_Activity_
Copy out the records that appear below, exactly as each one reads.

_Available data_
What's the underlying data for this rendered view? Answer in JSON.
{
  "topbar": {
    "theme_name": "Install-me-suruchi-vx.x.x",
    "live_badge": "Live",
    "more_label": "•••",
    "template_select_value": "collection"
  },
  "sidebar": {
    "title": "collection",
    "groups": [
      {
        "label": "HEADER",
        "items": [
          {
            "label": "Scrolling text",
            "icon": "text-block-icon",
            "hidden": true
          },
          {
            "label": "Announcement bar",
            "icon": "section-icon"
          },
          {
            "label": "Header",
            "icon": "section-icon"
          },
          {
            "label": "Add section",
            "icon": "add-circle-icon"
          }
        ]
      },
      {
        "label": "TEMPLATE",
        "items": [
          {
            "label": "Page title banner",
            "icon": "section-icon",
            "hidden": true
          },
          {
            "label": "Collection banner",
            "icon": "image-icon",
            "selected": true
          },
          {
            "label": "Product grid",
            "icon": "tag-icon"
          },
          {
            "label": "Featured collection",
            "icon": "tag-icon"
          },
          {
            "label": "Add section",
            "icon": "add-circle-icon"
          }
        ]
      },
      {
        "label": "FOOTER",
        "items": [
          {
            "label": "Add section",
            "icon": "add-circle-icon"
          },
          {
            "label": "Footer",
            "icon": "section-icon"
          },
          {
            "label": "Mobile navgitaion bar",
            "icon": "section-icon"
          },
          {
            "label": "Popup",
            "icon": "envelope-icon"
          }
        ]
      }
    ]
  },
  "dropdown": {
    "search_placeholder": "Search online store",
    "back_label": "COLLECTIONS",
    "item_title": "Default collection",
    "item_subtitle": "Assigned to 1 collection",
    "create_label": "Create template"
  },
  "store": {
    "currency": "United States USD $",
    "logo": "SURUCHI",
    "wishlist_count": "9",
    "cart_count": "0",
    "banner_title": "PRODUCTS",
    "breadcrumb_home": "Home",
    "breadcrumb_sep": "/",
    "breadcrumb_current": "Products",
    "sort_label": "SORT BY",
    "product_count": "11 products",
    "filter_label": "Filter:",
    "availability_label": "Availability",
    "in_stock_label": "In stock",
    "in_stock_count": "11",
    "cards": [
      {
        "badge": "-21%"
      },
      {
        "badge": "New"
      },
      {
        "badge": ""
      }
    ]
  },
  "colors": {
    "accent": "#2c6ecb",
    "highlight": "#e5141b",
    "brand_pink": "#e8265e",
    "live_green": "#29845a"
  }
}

_Result of this exercise_
What's the underlying data for this rendered view? Answer in JSON.
{
  "topbar": {
    "theme_name": "Install-me-suruchi-vx.x.x",
    "live_badge": "Live",
    "more_label": "•••",
    "template_select_value": "collection"
  },
  "sidebar": {
    "title": "collection",
    "groups": [
      {
        "label": "HEADER",
        "items": [
          {
            "label": "Scrolling text",
            "icon": "text-block-icon",
            "hidden": true
          },
          {
            "label": "Announcement bar",
            "icon": "section-icon"
          },
          {
            "label": "Header",
            "icon": "section-icon"
          },
          {
            "label": "Add section",
            "icon": "add-circle-icon"
          }
        ]
      },
      {
        "label": "TEMPLATE",
        "items": [
          {
            "label": "Page title banner",
            "icon": "section-icon",
            "hidden": true
          },
          {
            "label": "Collection banner",
            "icon": "image-icon",
            "selected": true
          },
          {
            "label": "Product grid",
            "icon": "tag-icon"
          },
          {
            "label": "Featured collection",
            "icon": "tag-icon"
          },
          {
            "label": "Add section",
            "icon": "add-circle-icon"
          }
        ]
      },
      {
        "label": "FOOTER",
        "items": [
          {
            "label": "Add section",
            "icon": "add-circle-icon"
          },
          {
            "label": "Footer",
            "icon": "section-icon"
          },
          {
            "label": "Mobile navgitaion bar",
            "icon": "section-icon"
          },
          {
            "label": "Popup",
            "icon": "envelope-icon"
          }
        ]
      }
    ]
  },
  "dropdown": {
    "search_placeholder": "Search online store",
    "back_label": "COLLECTIONS",
    "item_title": "Default collection",
    "item_subtitle": "Assigned to 1 collection",
    "create_label": "Create template"
  },
  "store": {
    "currency": "United States USD $",
    "logo": "SURUCHI",
    "wishlist_count": "9",
    "cart_count": "0",
    "banner_title": "PRODUCTS",
    "breadcrumb_home": "Home",
    "breadcrumb_sep": "/",
    "breadcrumb_current": "Products",
    "sort_label": "SORT BY",
    "product_count": "11 products",
    "filter_label": "Filter:",
    "availability_label": "Availability",
    "in_stock_label": "In stock",
    "in_stock_count": "11",
    "cards": [
      {
        "badge": "-21%"
      },
      {
        "badge": "New"
      },
      {
        "badge": ""
      }
    ]
  },
  "colors": {
    "accent": "#2c6ecb",
    "highlight": "#e5141b",
    "brand_pink": "#e8265e",
    "live_green": "#29845a"
  }
}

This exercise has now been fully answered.